This post has nothing to do with Janis Ian. I just happen to be on Day 17 of my 365 project, so there you go. And this is my Day 17 photo:
Once again, I was considering abandoning the 365 project today, because I keep forgetting to take my camera with me and am tired as hell from the first week of school and generally not in the mood to take photos. I’m also tired from helping out with a relative who is elderly and unwell (although not nearly as tired as my husband, who is the primary caregiver). He lives over an hour away from us, and has just left the hospital after a lengthy stay, so regular visits are necessary even though he has several in-home health care companies stopping by daily. My husband and I are at that age where our elders start to fail, and caring for them is simply what we must do, which we don’t resent it in any way, but the fact is, it’s tiring. I try to be as upbeat and helpful as I can when we make these trips to visit, but today I could barely keep my eyes open, and I had to remind myself that just showing up is sometimes enough and I don’t have to always be the biggest ray of sunshine ever. When caring for older relatives, sometimes you just can’t give 100%, and 85% is OK too. And that’s about all I had in me today.
But at one point I was in the kitchen helping my husband put up the groceries he’d just bought, and for the first time ever I stopped and looked at the old intercom system affixed to the kitchen wall and thought, damn, what a blast from the past that thing is, and right away I knew I’d found my 365 photo for the day – even though it’s another iPhone one because I forgot my camera again. Then I started playing around with it and realized the entire system still worked. I thought that was pretty amazing; I bet that intercom system is well over 30 years old, and with one flip of a switch FM radio was blasting through the entire house, as well as on the front and back porch. My husband dashed upstairs to see if hitting the ‘talk’ button still produced results, and sure enough it did. According to him, his mother loved that intercom and actually used it all the time – to answer the front door, call the kids to dinner, wake them up in the morning by playing the radio, and even to spy on what they were doing in their rooms. It was a trip to try and use it now, given how much more intuitive communicative technology has become – you had to hit not only a ‘talk’ button to speak, but to have a conversation with someone after hitting ‘talk’ and speaking, you had to immediately flip the switch over to ‘listen’ mode, or you wouldn’t hear what the other person said in response. I really never did get it down, and in fact I think that might be a reason why more people back in the day didn’t get into the whole idea. My house growing up had the same system, but we sure never used it. And of course by the eighties, few people chose to install intercoms in their home. But Doug’s mom was an exception, apparently, and we all three spent some of time reminiscing about all the ways she would use theirs, and how much she loved it. I edited the hell out of that photo to give it a 70’s feel; in truth, my memories of childhood are all blurry and scratchy and tinted yellow and orange and avocado green. And for me, this photo captures that time even though I took it in 2014. I don’t know if takes anyone else back the way it does me, but whatever – it’s my 365 anyway.

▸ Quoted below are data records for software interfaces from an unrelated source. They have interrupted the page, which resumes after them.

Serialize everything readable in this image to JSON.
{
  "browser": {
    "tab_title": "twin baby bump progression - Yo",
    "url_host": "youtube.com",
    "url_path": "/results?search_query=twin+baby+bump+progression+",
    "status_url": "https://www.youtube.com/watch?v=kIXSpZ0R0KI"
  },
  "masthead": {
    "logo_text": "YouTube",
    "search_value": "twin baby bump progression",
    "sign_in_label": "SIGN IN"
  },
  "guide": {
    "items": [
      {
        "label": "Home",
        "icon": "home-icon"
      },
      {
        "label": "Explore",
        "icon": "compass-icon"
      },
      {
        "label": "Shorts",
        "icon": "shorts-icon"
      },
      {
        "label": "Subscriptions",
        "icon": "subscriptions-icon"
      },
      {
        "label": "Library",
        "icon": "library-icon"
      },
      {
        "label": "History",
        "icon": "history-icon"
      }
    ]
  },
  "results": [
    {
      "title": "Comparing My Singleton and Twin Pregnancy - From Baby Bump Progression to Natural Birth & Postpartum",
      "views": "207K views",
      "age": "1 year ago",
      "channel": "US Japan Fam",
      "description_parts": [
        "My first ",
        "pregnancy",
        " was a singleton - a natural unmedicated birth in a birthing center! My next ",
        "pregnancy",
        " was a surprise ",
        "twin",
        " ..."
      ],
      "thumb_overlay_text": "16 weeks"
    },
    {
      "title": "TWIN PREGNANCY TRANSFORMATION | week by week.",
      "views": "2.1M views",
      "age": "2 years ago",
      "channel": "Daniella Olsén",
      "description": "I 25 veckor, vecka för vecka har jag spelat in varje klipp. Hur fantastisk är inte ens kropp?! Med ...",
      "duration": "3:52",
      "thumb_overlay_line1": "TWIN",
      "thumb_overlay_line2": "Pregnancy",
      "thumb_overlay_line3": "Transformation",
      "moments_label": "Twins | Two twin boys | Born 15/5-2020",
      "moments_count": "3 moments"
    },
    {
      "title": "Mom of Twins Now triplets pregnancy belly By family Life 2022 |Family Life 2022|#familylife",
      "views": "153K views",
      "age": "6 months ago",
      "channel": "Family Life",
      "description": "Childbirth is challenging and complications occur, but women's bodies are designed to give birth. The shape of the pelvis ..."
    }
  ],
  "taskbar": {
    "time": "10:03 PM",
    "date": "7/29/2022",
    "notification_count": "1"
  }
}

So let’s close out with some totally depressing Janis Ian, shall we? Side note: I was a little pipsqueak in 1975 when this song was popular, and I always disliked it. I remember thinking it was really whiny and depressing; I’m sure I would have felt differently if I’d been a teen when it came out. But here it is anyway.